MONDAY, April 15, 2024

Pita will never get enough support from the Senate to be PM, senator says

Pita will never get enough support from the Senate to be PM, senator says

A senator who has been publicly disparaging of the Move Forward Party is now saying that party leader Pita Limjaroenrat will never get enough support from the Senate to become Thailand’s next prime minister.

Senator Kittisak Ratanawaha, deputy chairman of the Senate committee on political development and public inclusion, made the comment after accompanying Seree Suwanpanont, chairman of the same Senate panel, to the Election Commission (EC) to demand that the commission seek a ruling from the .Constitutional Court about whether Pita should be disqualified from the May 14 election for allegedly holding shares in ITV Plc.

Kittisak expressed confidence that fewer than five senators would vote in support of Pita as Thailand’s 30th prime minister when the House and Senate elect the next prime minister at a joint session expected in the middle of next month.

“I believe most senators will decide to switch off by abstaining,” Kittisak said, mocking the term “switching off” which Move Forward frequently adopted in its election campaign.

During the election campaigns, Move Forward called for overwhelming public support so that it would not have to depend on votes from 250 senators so that its candidate for prime minister, Pita, can be elected to the post by MPs.

The party urged voters to help it “switch off” the Senate.

The Move Forward-led eight-party coalition now commands 312 MPs so it would need up to 64 votes from senators and MPs from other parties to meet the required 376 votes for Pita to be elected prime minister.

Three weeks ago, some Move Forward core members said the party about 40 senators would vote for Pita. The Move Forward leader said recently that he had enough support to be elected PM.

Pita will never get enough support from the Senate to be PM, senator says “Senators have their individual right to vote anyway they want,” Kittisak said.

Asked whether he was confident that Pita would definitely fail to win the PM election, Kittisak replied that he expected more than one PM candidate would be nominated for the top executive post.

“By the law, a party with more than 25 MPs can nominate a PM candidate,” Kittisak said.

He added that after Pita fails his bid for the PM’s post, senators would support the PM candidate from the second-largest party.

Pheu Thai is the second largest party with 141 MPs, ten fewer than Move Forward.

Asked whether he saw the Pheu Thai would have a chance to become the coalition leader if the Move Forward fails its bid, Kittisak replied: “If not, you’ll say senators reject everything. We see that the nation must move on. I’ll repeat it that the country must be able to move on. If Pita fails to win, the second-largest party must advance and we want the country to move forward.”

Asked whether he was confident that Pheu Thai would become the next coalition leader, Kittisak replied: “I can’t put it clearly for now because senators will not interfere in the coalition formation.

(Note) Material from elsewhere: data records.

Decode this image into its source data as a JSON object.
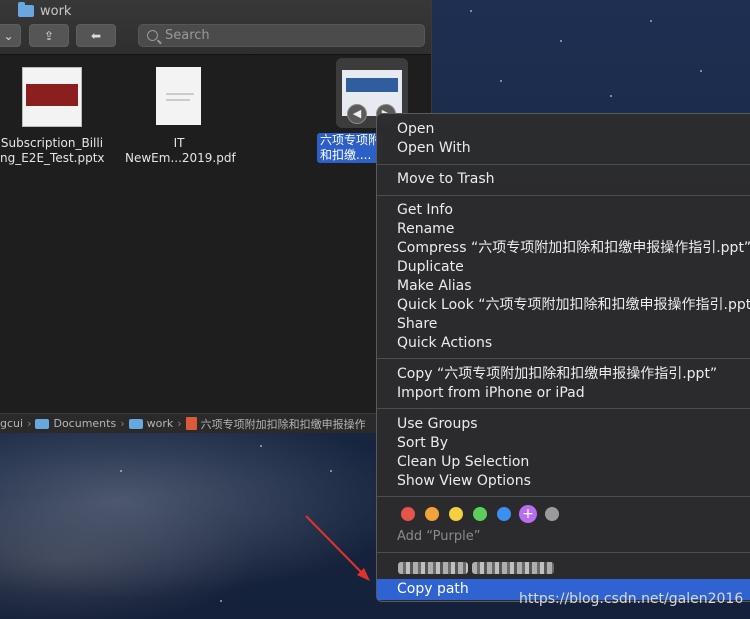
{
  "finder": {
    "title": "work",
    "search_placeholder": "Search",
    "files": [
      {
        "label": "Subscription_Billi\nng_E2E_Test.pptx"
      },
      {
        "label": "IT\nNewEm...2019.pdf"
      },
      {
        "label": "六项专项附\n和扣缴...."
      }
    ],
    "pathbar": {
      "user": "gcui",
      "documents": "Documents",
      "work": "work",
      "file": "六项专项附加扣除和扣缴申报操作"
    }
  },
  "context_menu": {
    "open": "Open",
    "open_with": "Open With",
    "move_to_trash": "Move to Trash",
    "get_info": "Get Info",
    "rename": "Rename",
    "compress": "Compress “六项专项附加扣除和扣缴申报操作指引.ppt”",
    "duplicate": "Duplicate",
    "make_alias": "Make Alias",
    "quick_look": "Quick Look “六项专项附加扣除和扣缴申报操作指引.ppt”",
    "share": "Share",
    "quick_actions": "Quick Actions",
    "copy": "Copy “六项专项附加扣除和扣缴申报操作指引.ppt”",
    "import_iphone": "Import from iPhone or iPad",
    "use_groups": "Use Groups",
    "sort_by": "Sort By",
    "clean_up": "Clean Up Selection",
    "show_view_options": "Show View Options",
    "tag_colors": [
      "#e5534b",
      "#f0a23b",
      "#f3d03f",
      "#5ccf5a",
      "#3b8ff0",
      "#b96ef0",
      "#9a9a9a"
    ],
    "add_tag": "Add “Purple”",
    "copy_path": "Copy path"
  },
  "watermark": "https://blog.csdn.net/galen2016"
}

But I can say that more than one party will seek the PM post.”

When asked whether senators feared protests by Move Forward’s supporters if Pita fails to win the post of prime minister, Kittisak said under the current situation, political violence could happen no matter which party wins the post.

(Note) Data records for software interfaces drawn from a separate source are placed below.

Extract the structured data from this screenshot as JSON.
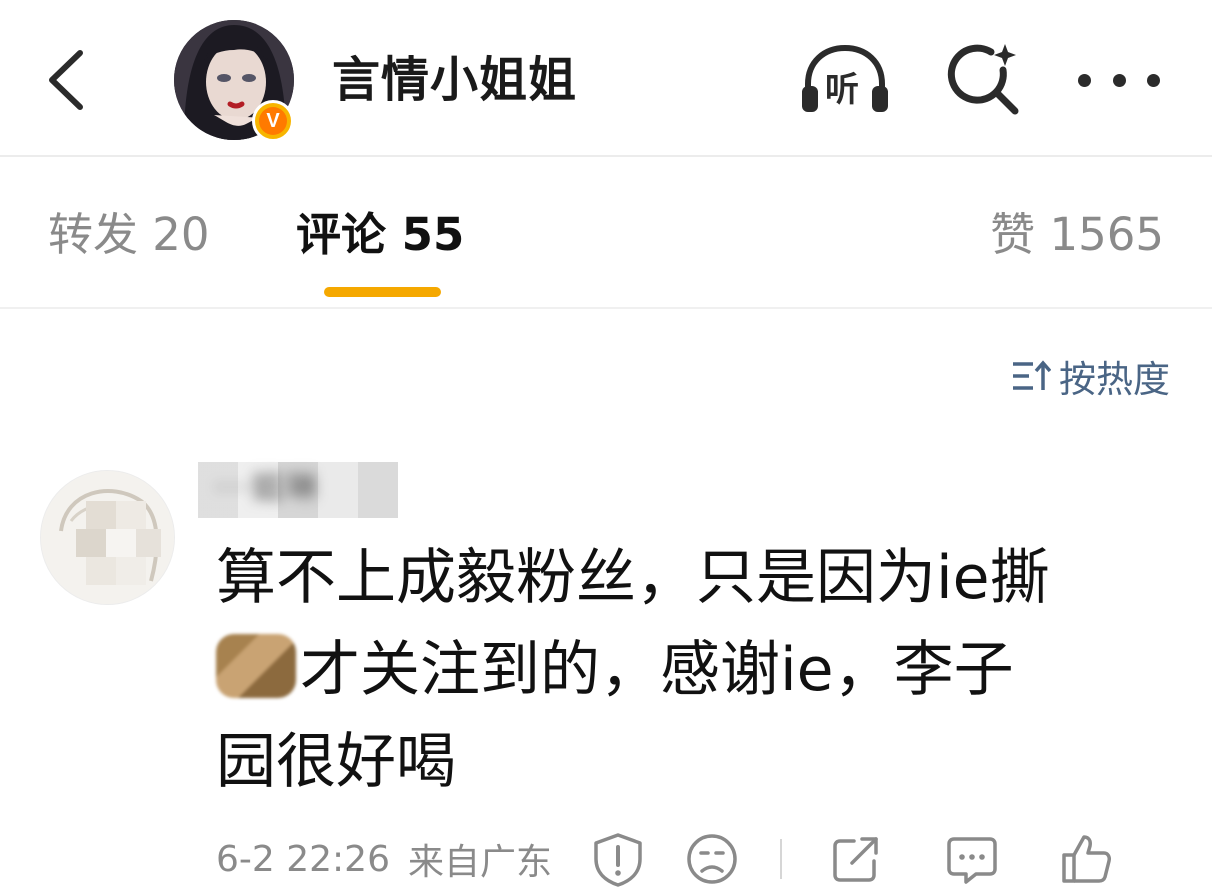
{
  "header": {
    "title": "言情小姐姐",
    "listen_label": "听",
    "icons": [
      "back-arrow-icon",
      "avatar",
      "verified-badge-icon",
      "listen-headphone-icon",
      "ai-search-icon",
      "more-icon"
    ]
  },
  "tabs": [
    {
      "label": "转发 20",
      "active": false
    },
    {
      "label": "评论 55",
      "active": true
    },
    {
      "label": "赞 1565",
      "active": false
    }
  ],
  "sort": {
    "label": "按热度",
    "icon": "sort-icon"
  },
  "comment": {
    "username": "···姐琳",
    "text_line1": "算不上成毅粉丝，只是因为ie撕",
    "text_line2": "才关注到的，感谢ie，李子",
    "text_line3": "园很好喝",
    "timestamp": "6-2 22:26",
    "location": "来自广东",
    "icons": [
      "report-icon",
      "dislike-face-icon",
      "share-icon",
      "reply-icon",
      "like-icon"
    ]
  },
  "colors": {
    "accent": "#f5a800",
    "sort_text": "#4a6585",
    "muted": "#8a8a8a"
  }
}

Asked how senators would explain to voters the rationale for the largest party failing to be a leader of the governing coalition, Kittisak said it would not be the first time that the second-largest party led the government.

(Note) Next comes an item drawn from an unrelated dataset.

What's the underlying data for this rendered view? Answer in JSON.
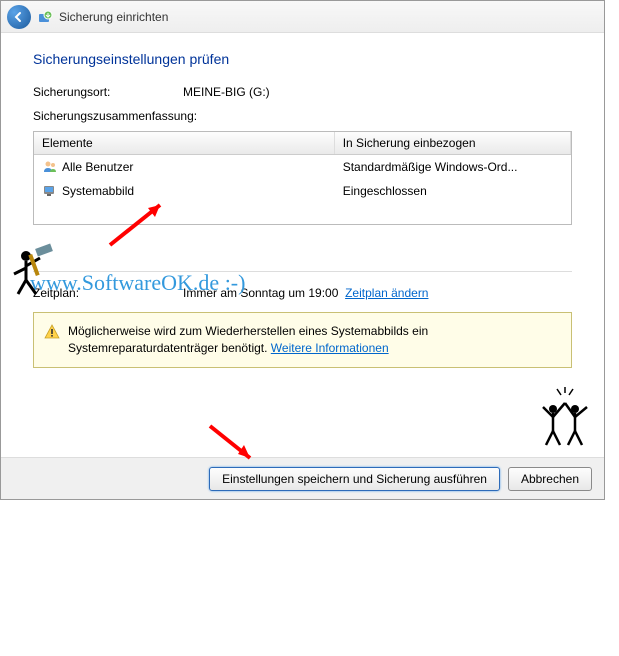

He said after the 2019 election, the Palang Pracharath Party, which was the second largest, became the leader of the governing coalition while the largest party, Pheu Thai, was relegated to the opposition.

He said senators would not vote for a minority government and would vote only for the party that managed to muster a majority in the House.

As a result, he said Palang Pracharath leader General Prawit Wongsuwan would not receive senators’ votes if his party failed to win majority support in the House first.